Global stock markets mostly dropped Thursday as China-US trade tensions resurfaced, with gloomy sentiment exacerbated by news of a recession in Hong Kong.
Analysts pointed to a Bloomberg article that Chinese officials are skeptical of a long-term trade deal with the United States as a drag on sentiment.
The Bloomberg report “has certainly taken some of the buzz out of the markets,” Oanda analyst Craig Erlam told AFP.
A manufacturing indicator for the Chicago region also tumbled to its lowest in four years.
The Paris market was dogged by heavy losses for French auto maker PSA, whose stock tanked as investors remained unconvinced by a proposed mega-merger with the US-Italian Fiat Chrysler. Fiat’s share price rose in Milan.
Corporate earnings disappointment hurt London stocks with sizeable falls for energy major Royal Dutch Shell, as well as lenders Lloyds Banking Group and Standard Chartered.
US stocks also declined, with the S&P 500 retreating from a record due in part to unease over the Federal Reserve’s announcement the day before.
The US central bank cut interest rates but signaled it would hold off on further interest rate cuts.
“The market now is concerned we are still seeing some slowness,” said Stephanie Lewicky, a senior manager of futures and forex at TD Ameritrade.
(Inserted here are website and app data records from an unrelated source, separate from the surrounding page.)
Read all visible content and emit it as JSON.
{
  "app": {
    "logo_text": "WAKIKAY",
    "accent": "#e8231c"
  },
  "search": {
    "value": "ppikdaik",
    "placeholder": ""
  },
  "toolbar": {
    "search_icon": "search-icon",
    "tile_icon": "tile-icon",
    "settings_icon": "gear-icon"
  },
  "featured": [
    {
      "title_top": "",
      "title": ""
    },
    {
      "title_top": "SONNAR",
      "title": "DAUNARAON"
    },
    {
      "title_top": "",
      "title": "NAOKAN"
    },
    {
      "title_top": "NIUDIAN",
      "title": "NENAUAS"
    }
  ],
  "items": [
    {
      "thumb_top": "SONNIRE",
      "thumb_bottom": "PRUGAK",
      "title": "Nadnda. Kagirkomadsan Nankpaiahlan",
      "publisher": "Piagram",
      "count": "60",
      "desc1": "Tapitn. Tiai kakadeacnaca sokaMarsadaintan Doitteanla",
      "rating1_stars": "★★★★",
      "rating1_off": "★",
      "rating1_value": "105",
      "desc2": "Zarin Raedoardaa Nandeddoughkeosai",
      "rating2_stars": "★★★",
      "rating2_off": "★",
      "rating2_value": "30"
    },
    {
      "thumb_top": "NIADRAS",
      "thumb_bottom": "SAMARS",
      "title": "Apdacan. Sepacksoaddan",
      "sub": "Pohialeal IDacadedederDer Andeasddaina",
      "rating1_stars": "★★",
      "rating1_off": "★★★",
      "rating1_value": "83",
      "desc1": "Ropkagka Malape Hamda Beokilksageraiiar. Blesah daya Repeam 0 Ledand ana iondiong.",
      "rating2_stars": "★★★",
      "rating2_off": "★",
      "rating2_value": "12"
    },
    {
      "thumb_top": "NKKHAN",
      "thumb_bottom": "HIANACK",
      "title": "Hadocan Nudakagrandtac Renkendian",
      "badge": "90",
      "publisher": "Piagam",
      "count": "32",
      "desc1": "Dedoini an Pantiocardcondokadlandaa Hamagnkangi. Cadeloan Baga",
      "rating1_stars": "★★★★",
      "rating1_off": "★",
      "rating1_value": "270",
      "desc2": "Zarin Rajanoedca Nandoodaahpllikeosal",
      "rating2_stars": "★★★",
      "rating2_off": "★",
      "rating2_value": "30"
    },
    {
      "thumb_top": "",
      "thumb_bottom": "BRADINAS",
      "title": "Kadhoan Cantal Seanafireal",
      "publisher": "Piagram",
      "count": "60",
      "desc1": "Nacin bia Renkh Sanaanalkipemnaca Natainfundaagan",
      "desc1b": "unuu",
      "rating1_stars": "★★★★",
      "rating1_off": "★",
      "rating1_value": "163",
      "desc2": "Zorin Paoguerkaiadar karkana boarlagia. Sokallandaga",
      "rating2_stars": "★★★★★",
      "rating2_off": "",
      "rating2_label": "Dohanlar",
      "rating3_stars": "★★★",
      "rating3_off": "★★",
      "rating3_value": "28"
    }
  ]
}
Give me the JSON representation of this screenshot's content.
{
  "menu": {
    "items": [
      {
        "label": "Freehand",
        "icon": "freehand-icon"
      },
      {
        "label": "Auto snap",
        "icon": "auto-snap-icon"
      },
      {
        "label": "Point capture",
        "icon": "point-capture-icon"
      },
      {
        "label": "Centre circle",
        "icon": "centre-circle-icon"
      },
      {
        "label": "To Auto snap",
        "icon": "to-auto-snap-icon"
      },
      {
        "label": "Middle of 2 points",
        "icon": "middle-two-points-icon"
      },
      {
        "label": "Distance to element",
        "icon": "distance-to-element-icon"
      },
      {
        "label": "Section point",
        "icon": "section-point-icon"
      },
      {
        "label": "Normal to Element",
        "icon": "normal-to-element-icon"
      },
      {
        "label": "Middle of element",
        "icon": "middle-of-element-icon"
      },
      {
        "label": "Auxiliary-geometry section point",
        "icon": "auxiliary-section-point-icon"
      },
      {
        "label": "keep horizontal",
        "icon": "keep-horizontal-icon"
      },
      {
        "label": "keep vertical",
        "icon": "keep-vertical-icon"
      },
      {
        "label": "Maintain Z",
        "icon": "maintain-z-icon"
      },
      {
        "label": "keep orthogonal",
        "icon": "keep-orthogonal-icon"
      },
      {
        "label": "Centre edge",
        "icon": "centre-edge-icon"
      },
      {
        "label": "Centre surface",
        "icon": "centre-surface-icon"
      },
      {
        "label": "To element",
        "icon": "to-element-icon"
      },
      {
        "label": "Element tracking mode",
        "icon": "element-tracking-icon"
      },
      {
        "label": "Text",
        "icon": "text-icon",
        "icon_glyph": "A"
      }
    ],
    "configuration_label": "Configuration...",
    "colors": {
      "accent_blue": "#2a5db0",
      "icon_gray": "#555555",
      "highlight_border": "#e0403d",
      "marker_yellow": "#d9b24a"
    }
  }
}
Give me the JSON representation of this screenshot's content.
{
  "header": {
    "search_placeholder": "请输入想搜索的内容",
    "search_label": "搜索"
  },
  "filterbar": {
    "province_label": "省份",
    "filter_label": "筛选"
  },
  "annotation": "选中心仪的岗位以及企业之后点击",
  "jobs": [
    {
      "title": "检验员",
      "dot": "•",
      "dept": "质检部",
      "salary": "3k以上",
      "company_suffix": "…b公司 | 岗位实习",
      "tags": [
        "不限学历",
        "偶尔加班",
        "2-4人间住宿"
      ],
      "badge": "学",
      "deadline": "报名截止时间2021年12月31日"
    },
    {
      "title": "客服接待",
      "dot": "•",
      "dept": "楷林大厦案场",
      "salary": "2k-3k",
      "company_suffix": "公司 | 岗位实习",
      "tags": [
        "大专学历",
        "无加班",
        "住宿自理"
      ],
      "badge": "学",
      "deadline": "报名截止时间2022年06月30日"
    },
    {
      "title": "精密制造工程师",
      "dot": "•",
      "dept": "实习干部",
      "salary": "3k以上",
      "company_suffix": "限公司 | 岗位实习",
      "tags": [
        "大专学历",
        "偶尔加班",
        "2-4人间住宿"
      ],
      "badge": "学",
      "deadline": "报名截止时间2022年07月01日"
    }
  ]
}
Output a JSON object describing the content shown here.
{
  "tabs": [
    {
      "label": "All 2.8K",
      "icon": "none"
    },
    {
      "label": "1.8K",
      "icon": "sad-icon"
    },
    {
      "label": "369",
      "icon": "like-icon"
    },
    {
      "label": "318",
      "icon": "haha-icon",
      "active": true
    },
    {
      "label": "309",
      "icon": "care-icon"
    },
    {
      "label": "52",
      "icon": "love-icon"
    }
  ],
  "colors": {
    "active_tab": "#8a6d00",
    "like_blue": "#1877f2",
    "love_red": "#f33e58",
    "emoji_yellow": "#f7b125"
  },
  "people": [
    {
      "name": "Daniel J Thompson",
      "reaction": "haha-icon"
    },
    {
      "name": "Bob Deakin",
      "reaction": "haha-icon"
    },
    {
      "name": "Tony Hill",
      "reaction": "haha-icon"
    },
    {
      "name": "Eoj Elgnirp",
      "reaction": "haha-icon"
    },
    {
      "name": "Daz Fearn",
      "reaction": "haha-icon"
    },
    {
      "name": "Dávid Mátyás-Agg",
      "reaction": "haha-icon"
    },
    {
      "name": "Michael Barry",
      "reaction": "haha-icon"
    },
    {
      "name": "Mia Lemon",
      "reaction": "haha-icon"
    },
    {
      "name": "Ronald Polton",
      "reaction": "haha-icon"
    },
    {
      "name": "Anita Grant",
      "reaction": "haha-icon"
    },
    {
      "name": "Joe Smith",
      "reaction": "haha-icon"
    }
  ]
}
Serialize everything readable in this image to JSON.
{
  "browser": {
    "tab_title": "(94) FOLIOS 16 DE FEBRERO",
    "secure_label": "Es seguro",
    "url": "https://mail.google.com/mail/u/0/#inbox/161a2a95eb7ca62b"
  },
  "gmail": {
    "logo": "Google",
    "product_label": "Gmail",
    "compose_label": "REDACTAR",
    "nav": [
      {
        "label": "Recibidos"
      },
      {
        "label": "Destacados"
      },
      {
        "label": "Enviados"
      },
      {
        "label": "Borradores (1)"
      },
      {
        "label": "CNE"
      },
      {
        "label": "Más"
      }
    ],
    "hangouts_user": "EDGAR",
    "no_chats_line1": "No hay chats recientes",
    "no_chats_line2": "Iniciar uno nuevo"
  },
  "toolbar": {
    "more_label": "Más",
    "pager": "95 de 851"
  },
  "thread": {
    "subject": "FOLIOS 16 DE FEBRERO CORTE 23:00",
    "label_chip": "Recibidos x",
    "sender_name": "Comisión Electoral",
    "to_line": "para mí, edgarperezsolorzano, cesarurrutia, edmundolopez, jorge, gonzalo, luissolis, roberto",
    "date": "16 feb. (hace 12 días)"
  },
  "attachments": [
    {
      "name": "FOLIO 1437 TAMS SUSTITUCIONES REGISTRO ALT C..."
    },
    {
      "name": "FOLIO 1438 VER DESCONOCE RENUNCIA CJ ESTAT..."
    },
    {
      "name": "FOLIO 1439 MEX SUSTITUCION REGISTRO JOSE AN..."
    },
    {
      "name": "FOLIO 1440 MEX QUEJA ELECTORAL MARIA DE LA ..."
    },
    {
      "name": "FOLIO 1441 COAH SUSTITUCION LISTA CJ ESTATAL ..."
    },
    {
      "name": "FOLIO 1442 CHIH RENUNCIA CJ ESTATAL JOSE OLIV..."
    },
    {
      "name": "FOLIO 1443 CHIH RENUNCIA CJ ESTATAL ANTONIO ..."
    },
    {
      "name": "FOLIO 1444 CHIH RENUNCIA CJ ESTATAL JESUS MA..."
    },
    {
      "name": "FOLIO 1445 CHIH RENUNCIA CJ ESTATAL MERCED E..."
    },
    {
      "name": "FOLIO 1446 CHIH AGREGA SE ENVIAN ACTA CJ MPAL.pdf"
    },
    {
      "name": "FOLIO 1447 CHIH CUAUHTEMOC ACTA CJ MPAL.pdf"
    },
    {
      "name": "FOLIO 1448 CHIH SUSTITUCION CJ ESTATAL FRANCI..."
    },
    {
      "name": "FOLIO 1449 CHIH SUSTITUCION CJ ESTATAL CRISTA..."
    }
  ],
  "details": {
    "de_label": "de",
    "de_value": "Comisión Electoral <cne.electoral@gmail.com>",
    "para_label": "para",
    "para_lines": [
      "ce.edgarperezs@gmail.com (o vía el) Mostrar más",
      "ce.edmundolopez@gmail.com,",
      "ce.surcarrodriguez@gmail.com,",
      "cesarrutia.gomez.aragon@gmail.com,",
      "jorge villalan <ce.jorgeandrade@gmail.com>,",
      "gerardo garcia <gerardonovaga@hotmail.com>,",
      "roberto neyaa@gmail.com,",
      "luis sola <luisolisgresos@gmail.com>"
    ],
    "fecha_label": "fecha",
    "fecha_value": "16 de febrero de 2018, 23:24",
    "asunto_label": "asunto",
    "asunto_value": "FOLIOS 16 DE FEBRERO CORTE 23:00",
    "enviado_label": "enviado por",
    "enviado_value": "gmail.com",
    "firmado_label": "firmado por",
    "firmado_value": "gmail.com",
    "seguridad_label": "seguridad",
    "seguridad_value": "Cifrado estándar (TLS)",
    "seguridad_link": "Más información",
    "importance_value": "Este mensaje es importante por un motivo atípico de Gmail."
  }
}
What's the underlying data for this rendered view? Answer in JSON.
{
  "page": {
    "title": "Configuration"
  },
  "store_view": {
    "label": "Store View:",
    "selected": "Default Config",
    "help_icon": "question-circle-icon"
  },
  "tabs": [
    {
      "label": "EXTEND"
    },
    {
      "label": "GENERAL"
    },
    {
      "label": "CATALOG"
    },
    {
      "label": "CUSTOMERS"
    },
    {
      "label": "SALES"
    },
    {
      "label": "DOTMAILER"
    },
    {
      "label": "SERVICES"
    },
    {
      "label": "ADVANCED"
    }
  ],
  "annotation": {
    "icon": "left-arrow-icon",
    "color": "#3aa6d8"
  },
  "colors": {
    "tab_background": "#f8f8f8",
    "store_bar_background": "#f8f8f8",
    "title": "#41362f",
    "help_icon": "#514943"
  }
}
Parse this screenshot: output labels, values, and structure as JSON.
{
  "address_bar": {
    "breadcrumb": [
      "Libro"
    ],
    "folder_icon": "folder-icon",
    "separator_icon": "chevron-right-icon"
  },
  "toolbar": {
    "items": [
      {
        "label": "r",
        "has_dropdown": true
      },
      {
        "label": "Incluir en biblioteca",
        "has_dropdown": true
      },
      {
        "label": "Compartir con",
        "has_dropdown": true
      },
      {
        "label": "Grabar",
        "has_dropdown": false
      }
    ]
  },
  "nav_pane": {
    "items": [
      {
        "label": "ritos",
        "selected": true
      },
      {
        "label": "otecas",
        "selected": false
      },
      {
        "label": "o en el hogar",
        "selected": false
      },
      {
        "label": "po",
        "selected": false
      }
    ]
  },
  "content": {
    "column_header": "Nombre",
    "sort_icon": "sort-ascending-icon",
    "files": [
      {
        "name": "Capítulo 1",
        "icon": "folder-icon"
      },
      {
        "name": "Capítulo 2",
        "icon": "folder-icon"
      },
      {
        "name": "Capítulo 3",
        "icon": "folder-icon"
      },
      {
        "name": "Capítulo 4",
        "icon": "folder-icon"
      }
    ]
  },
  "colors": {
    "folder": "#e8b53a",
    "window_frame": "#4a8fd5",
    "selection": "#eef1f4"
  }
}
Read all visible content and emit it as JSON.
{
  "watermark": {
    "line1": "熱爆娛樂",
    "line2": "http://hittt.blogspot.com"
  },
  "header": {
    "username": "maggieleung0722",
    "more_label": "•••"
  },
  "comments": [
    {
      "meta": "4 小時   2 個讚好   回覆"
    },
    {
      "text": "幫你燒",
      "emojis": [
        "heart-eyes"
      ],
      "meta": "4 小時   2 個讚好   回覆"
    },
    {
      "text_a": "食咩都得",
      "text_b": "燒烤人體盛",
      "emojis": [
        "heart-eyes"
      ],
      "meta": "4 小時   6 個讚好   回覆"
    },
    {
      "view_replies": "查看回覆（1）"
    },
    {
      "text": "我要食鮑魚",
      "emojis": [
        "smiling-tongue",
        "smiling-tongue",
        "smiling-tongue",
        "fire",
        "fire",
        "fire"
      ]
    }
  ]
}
“And with Fed Chair Powell saying that we’re probably going to pause for December, there’s a little bit of concern.”
– Recession in Hong Kong –
Investors dumped risky equities for safer assets after Beijing slammed US Secretary of State Mike Pompeo for a speech it said had “viciously attacked” China.
In the latest hawkish take on China by the Trump administration, Pompeo had Wednesday called Beijing “truly hostile” to the United States and vowed to ramp up pressure on China on multiple fronts.
“This deliberate distortion of the facts and slandering of China’s domestic and foreign policies fully exposes the deep political bias and anti-communist mindset of a small number of US politicians,” Foreign Ministry spokesman Geng Shuang said at a news briefing.
Hong Kong’s stock market rallied by 0.9 percent but after the close came gloomy news of an official recession.
Official figures showed Hong Kong’s gross domestic product in the third quarter shrank 3.2 percent from the previous quarter, which had already seen a drop of 0.4 percent.
The technical definition of a recession is two successive quarters of economic contraction.
The semi-autonomous Chinese city has been upended by nearly five months of huge, often violent, pro-democracy demonstrations with little end in sight as Beijing and city leaders adopt a hardline approach.
Clashes between protesters hurling bricks and petrol bombs at police wielding tear gas and rubber bullets have become a weekly occurrence.
Unrest has hit the city’s tourist and entertainment industries hard, compounding trade war woes.
– Key figures around 2040 GMT –
New York – Dow: DOWN 0.5 percent at 27.046.23 (close)
New York – S&P 500: DOWN 0.3 percent at 3,037.56 (close)
New York – Nasdaq: DOWN 0.1 percent at 8,292.36 (close)
London – FTSE 100: DOWN 1.1 percent at 7,248.38 (close)
Frankfurt – DAX 30: DOWN 0.3 percent at 12,866.79 (close)
Paris – CAC 40: DOWN 0.6 percent at 5,729.86 (close)
EURO STOXX 50: DOWN 0.4 percent at 3,604.41 (close)
Tokyo – Nikkei 225: UP 0.4 percent at 22,927.04 (close)
Hong Kong – Hang Seng: UP 0.9 percent at 26,906.72 (close)
Shanghai – Composite: DOWN 0.4 percent at 2,929.06 (close)
Pound/dollar: UP at $1.2946 from $1.2902 at 2100 GMT
Euro/pound: DOWN at 86.12 pence from 86.43 pence
Euro/dollar: DOWN at $1.1149 from $1.1151
Dollar/yen: DOWN at 108.00 yen from 108.85 yen
Brent North Sea crude: DOWN 0.6 percent at $60.23 per barrel
West Texas Intermediate: DOWN 1.6 percent at $54.18 per barrel